ARTISTES have been traditionally recognised as role models in society, with a critical role to play not only in entertainment, but also in spreading awareness beyond the stage in times of emergencies and disasters.
SOUNDTRACK with Winstone Antonio
There is no doubt that the world is going through a lot of stress, despair and hopelessness as billions of people are under lockdown as part of measures to help flatten the curve and curb the spread of COVID-19.
Indeed, in trying times, music has long been used as a tool of communication, a means to spread awareness, heals distressed souls and serves as social glue.
As people are stuck and isolated in homes, music can bring them together.

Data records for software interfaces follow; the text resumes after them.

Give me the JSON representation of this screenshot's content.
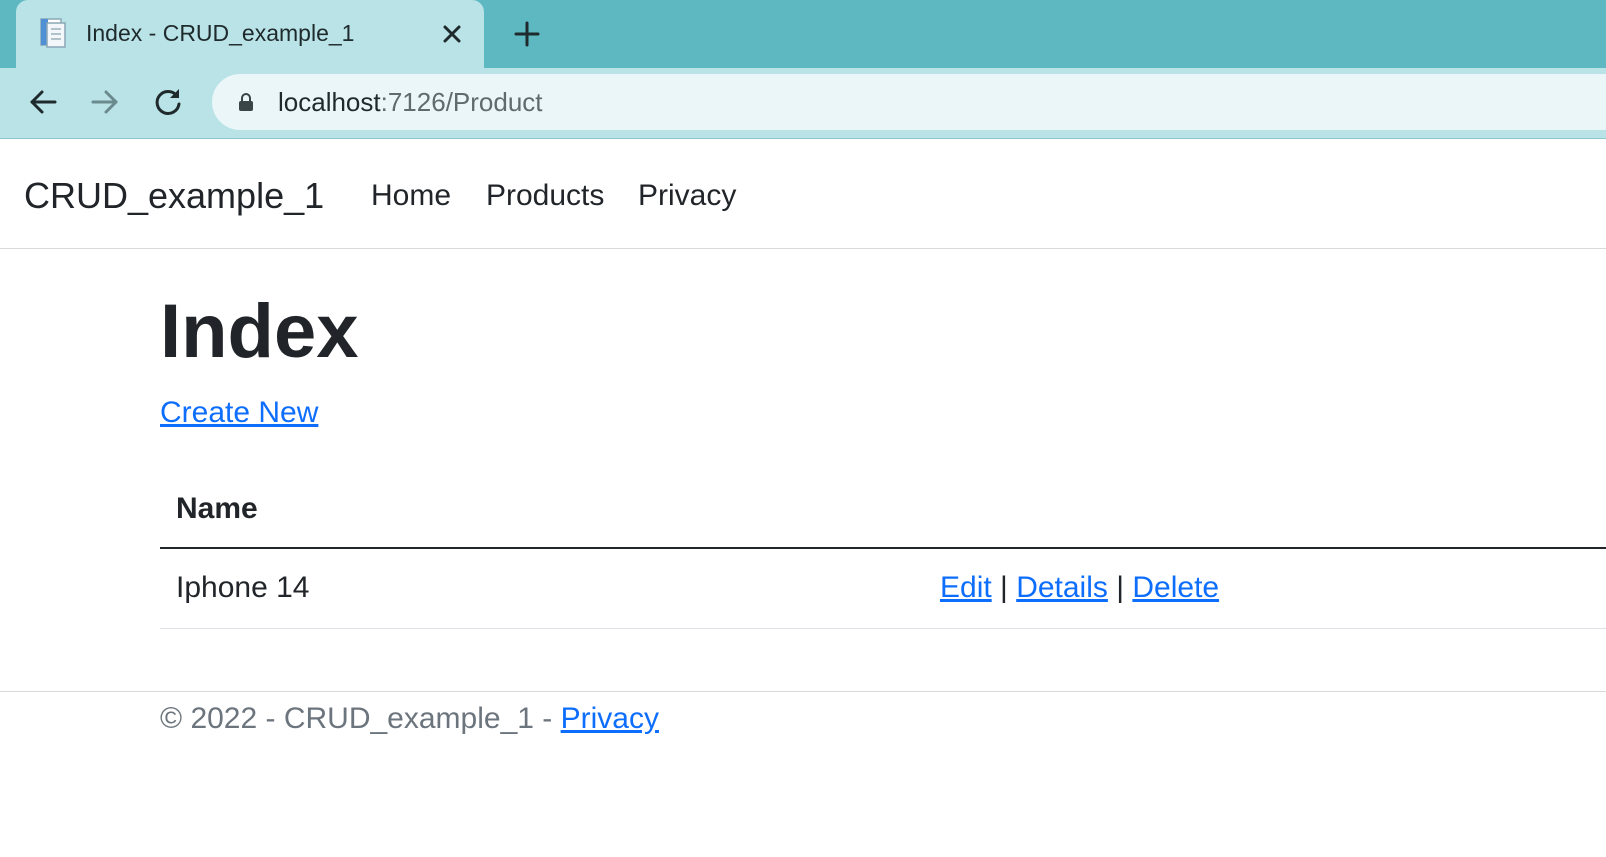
{
  "browser": {
    "tab_title": "Index - CRUD_example_1",
    "url_host": "localhost",
    "url_path": ":7126/Product",
    "theme": {
      "tabstrip": "#5db8c2",
      "toolbar": "#b9e3e7"
    }
  },
  "navbar": {
    "brand": "CRUD_example_1",
    "links": [
      "Home",
      "Products",
      "Privacy"
    ]
  },
  "main": {
    "title": "Index",
    "create_link": "Create New",
    "table": {
      "header_name": "Name",
      "rows": [
        {
          "name": "Iphone 14",
          "actions": [
            "Edit",
            "Details",
            "Delete"
          ],
          "separator": "|"
        }
      ]
    }
  },
  "footer": {
    "text": "© 2022 - CRUD_example_1 - ",
    "link": "Privacy"
  },
  "colors": {
    "link": "#0d6efd",
    "text": "#212529",
    "muted": "#6c757d"
  }
}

In realising their role in society, local artistes across genres such as dancehall, sungura and gospel have joined hands in raising awareness in the fight against the coronavirus through their different COVID-19-themed melodies.
For such a timely reaction in this current gloomy atmosphere, those artistes who have used their talents and voices in raising awareness and giving people hope in the fight against the pandemic surely deserve a standing ovation. Kudos to you all.
No doubt, COVID-19 has hit hard almost every sector and the creative sector is no exception.
Sadly, but well-commended especially in line with the World Heath Organisation (WHO), a number of concerts featuring both home-grown and international performers have been postponed while some local artistes have also put their album launches on hold.
This has given birth to the new way of doing business. Online platforms have become the solution for performances as well as album releases and launches.
Afro-jazz musician Dereck Mpofu, poet-cum-singer Albert Nyathi, sungura singer Romeo Gasa, Mbeu, songstress Gemma Griffiths and gospel singer Flata Maungwe are among the artistes who have composed COVID-19-related songs.
Award-winning Afro-fusion musician Ashton “Mbeu” Nyahora released an emotional single titled Totangira Payi produced by Russo, seeking God’s intervention in the midst of this deadly coronavirus.
Through the song, Mbeu pleads with the Lord, calling for His intervention. The song also reflects on how people are hurt after losing their loved ones.
Musician-cum-comedian Mdlela Skhobokhobo recently dropped a new version of an old track titled Khumbule Khaya which carries a message of hope for Zimbabweans in the diaspora during this time of the COVID-19 pandemic.
Music producer-cum-singer Lazarus “Lazzie T” Chapo combined his voice with songstress Vicky Vee on the song Corona, which has an accompanying video which calls for unity in fighting the coronavirus and also gives hope that through God’s divine intervention it will be conquered.
Songbird Gemma Griffiths dropped Titungamire on Mbare’s record label Chillspot’s Matare Riddim which is a divine call for protection in those disturbing times.
Founder of Glorious Family Choir, an interdenominational choral group, Flata Maungwe released a single track titled Rapai Matenda Anetsa that was produced by Carbon Productions in Norton.
The song is a global prayer where she is reminding people that there is that doctor, God, who has never failed before and if they look up to Him they will get an answer.
Dancehall singer Jah Signal dropped Kudzivirira Corona, where he raises awareness on health authorities’ guidelines, urging people to practise social distancing, washing hands with soap and avoiding public gatherings.
Sungura singer Romeo Gasa composed the song Coronavirus that has an accompanying video which is a call to God for protection against the disease. The musician also encourages people to adhere to the guidelines such as staying at home as a way to curb the spread of the disease.
Up-and-coming Afro-jazz singer Thabani “Jah Tee” released Zvirwere Zvinongonyuka Nyuka in which he implores God to protect Zimbabwe and Africa from the pandemic.
Singer Jah Master released the track Corona which touches on the controversial issue of church leaders who had prophesied of the near end of the deadly virus and also highlights the effects it has induced such as the national lockdown.
Dancehall chanter Tocky Vibes features Jah Bob on a track titled COVID-19 also spreading the message to stay safe against contracting the virus.
Away from the studio, a number of arts promoters have also joined hands organising online live concerts that have seen many artistes across genres sharing the stage and in the process spreading the gospel of social distancing and hygiene.